• _What you need to do_
All lines in the data below carrying the string "mLastVsyncEventData" are to be located and copied.

• _Data under study_
■ ■ ■ ■ ■
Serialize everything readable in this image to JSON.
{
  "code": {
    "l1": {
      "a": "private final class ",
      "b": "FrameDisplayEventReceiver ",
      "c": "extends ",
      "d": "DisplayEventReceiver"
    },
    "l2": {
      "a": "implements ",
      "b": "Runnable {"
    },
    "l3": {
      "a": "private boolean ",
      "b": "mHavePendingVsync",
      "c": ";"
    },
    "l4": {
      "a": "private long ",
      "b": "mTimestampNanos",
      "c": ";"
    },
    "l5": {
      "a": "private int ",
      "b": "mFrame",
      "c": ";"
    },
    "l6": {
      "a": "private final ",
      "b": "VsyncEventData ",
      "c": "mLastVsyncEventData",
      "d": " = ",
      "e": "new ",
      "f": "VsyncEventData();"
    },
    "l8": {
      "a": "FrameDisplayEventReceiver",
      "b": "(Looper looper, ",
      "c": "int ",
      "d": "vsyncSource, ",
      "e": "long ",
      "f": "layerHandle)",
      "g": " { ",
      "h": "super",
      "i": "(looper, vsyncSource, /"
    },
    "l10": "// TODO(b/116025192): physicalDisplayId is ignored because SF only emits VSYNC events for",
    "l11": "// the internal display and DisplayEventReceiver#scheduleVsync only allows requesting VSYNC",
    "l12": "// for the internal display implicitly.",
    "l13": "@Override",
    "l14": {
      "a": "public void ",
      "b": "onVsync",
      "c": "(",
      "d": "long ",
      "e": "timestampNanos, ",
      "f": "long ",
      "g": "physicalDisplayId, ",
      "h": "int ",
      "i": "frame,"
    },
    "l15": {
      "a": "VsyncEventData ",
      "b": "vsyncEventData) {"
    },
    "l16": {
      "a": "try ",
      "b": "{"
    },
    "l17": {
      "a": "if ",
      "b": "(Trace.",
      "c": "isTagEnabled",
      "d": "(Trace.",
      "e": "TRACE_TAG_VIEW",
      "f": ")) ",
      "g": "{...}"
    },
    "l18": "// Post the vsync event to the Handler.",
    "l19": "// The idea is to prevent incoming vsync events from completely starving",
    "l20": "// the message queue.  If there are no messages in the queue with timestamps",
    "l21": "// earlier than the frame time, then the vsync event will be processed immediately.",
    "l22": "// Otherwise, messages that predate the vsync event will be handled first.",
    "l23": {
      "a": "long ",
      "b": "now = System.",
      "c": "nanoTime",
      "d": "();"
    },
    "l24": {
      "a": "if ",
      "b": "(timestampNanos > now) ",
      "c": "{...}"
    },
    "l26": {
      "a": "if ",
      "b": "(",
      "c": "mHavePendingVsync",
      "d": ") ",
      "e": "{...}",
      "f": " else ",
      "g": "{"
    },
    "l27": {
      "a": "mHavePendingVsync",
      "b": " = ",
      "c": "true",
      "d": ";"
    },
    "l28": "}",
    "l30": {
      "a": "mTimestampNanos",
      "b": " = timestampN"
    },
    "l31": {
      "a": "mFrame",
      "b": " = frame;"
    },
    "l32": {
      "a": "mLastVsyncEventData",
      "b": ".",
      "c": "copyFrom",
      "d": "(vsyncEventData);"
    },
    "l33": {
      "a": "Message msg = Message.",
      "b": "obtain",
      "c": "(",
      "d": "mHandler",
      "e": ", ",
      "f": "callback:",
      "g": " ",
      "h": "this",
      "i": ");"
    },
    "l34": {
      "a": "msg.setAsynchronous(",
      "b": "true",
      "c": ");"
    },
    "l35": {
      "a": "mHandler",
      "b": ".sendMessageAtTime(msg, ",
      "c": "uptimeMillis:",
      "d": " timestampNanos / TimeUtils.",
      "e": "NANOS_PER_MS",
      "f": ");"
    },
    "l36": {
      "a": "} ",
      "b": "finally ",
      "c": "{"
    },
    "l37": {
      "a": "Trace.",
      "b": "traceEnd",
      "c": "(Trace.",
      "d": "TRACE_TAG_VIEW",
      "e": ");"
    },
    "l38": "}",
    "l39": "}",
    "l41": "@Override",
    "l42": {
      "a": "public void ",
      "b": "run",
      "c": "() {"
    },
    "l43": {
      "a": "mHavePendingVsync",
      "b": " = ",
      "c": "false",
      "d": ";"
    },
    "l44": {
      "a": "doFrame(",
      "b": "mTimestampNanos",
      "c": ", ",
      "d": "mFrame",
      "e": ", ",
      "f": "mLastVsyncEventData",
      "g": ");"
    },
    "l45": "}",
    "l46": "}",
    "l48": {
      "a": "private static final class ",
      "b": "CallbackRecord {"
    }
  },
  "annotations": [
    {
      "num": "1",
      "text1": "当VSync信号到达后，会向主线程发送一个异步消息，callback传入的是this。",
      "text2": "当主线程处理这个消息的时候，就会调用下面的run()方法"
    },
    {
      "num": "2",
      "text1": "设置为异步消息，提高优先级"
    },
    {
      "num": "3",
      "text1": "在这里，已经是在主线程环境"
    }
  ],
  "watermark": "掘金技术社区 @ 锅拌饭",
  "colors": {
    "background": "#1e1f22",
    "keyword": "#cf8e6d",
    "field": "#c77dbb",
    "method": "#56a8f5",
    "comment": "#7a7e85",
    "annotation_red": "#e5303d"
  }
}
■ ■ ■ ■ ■
• _Solution for this problem_
      "c": "mLastVsyncEventData",
      "a": "mLastVsyncEventData",
      "f": "mLastVsyncEventData",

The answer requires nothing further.